:: What the task requires ::
Report all lines of the records that contain "this".

:: Component data from apps and pages ::
*** Block opens ***

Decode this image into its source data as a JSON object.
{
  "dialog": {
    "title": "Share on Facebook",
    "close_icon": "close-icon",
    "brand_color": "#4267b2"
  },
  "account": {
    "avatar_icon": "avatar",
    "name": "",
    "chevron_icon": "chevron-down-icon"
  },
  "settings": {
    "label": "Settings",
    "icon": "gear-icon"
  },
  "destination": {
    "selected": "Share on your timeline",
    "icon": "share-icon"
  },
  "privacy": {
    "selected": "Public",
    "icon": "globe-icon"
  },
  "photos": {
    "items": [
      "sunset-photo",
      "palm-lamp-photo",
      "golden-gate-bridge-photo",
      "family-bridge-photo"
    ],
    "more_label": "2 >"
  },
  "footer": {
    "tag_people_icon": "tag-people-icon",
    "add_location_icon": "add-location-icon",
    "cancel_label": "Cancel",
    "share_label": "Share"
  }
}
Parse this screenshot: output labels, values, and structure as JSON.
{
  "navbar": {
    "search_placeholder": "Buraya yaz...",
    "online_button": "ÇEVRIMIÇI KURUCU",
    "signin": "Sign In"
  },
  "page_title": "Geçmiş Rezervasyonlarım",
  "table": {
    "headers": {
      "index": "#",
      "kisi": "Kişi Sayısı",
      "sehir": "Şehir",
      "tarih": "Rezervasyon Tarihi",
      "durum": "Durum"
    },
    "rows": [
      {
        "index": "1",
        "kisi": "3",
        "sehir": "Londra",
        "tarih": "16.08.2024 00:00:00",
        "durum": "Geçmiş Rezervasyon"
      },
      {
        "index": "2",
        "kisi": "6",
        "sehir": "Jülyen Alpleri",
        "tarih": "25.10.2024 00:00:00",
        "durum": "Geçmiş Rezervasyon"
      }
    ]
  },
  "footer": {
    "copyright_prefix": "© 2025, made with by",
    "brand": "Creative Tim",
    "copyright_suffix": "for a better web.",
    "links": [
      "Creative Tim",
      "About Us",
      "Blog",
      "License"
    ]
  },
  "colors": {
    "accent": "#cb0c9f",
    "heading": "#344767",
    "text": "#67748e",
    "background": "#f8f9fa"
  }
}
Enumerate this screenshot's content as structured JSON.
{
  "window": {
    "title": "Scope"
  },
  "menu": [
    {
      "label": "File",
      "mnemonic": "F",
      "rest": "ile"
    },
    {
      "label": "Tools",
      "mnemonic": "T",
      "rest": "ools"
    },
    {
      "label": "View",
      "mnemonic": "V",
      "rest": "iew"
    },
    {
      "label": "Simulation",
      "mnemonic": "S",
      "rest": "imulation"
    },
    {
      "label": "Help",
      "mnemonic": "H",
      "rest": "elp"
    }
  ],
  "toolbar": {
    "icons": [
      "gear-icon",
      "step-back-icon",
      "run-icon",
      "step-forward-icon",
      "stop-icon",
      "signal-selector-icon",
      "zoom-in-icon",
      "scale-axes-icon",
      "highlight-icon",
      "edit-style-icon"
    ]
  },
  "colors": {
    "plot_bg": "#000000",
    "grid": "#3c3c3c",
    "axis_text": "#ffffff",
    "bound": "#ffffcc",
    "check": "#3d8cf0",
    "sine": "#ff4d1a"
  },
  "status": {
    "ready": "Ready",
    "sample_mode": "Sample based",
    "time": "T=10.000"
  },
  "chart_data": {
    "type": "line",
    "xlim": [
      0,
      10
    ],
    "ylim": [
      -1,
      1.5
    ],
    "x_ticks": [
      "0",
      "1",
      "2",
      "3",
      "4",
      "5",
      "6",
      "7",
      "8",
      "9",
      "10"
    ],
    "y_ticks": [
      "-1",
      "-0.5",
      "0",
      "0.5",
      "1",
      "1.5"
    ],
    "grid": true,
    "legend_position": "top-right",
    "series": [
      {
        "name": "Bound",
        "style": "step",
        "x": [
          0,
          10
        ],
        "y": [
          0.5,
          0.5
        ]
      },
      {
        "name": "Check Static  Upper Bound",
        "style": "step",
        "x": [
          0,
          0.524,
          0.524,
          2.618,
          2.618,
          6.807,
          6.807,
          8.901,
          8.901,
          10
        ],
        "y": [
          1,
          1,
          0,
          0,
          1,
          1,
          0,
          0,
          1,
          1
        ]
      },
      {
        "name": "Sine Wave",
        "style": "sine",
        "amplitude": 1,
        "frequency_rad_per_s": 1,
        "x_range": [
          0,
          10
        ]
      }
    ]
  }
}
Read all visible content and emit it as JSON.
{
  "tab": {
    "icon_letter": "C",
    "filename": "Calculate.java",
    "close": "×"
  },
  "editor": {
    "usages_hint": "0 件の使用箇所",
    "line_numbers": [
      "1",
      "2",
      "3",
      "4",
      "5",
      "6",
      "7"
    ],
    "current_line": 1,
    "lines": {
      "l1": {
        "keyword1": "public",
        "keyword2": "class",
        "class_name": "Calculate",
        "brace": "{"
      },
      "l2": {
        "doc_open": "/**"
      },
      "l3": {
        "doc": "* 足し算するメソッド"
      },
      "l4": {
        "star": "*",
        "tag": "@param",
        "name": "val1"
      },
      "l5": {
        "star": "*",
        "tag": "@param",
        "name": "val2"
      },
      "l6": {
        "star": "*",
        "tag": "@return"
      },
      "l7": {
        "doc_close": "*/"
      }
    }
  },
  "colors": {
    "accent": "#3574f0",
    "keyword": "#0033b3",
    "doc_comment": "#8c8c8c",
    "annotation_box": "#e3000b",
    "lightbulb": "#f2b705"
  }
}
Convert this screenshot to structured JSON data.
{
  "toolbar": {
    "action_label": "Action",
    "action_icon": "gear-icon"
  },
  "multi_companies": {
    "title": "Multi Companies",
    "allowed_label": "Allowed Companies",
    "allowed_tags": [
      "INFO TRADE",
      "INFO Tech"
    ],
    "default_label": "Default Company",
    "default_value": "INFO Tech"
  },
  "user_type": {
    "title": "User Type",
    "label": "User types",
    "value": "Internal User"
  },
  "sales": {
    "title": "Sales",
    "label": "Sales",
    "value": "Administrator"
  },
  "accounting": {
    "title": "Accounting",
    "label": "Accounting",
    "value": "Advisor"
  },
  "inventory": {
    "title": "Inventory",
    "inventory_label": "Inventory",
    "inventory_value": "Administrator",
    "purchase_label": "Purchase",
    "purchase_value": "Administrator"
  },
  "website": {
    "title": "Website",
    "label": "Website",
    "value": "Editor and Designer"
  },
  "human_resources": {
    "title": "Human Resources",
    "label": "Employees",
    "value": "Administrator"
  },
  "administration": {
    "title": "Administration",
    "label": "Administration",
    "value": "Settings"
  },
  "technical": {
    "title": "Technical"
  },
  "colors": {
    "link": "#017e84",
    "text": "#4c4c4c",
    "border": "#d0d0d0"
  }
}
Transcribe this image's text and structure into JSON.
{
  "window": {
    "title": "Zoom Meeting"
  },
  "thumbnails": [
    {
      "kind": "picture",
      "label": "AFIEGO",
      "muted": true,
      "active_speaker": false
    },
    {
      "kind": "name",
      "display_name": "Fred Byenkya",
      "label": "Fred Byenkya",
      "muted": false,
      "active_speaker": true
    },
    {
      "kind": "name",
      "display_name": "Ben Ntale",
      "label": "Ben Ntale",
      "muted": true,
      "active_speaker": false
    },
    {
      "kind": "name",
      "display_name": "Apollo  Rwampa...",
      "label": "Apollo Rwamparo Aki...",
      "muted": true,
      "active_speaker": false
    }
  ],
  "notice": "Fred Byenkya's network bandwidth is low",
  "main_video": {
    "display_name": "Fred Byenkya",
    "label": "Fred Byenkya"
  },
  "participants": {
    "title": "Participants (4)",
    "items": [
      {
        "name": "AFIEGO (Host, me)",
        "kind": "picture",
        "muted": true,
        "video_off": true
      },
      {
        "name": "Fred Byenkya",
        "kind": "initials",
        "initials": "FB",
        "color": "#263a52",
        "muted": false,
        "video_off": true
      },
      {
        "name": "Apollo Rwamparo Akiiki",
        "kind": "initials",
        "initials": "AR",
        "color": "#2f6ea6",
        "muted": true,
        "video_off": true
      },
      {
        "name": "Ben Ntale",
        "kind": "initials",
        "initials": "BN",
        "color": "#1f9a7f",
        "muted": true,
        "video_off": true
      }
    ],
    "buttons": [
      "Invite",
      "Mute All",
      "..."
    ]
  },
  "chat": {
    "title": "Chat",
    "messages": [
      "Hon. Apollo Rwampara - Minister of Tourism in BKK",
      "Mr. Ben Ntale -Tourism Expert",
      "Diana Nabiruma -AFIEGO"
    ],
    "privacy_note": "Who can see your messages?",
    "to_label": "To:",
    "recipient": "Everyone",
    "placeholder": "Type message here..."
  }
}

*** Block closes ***

:: Response box ::
Decode this image into its source data as a JSON object.
Parse this screenshot: output labels, values, and structure as JSON.
Enumerate this screenshot's content as structured JSON.
Convert this screenshot to structured JSON data.
Transcribe this image's text and structure into JSON.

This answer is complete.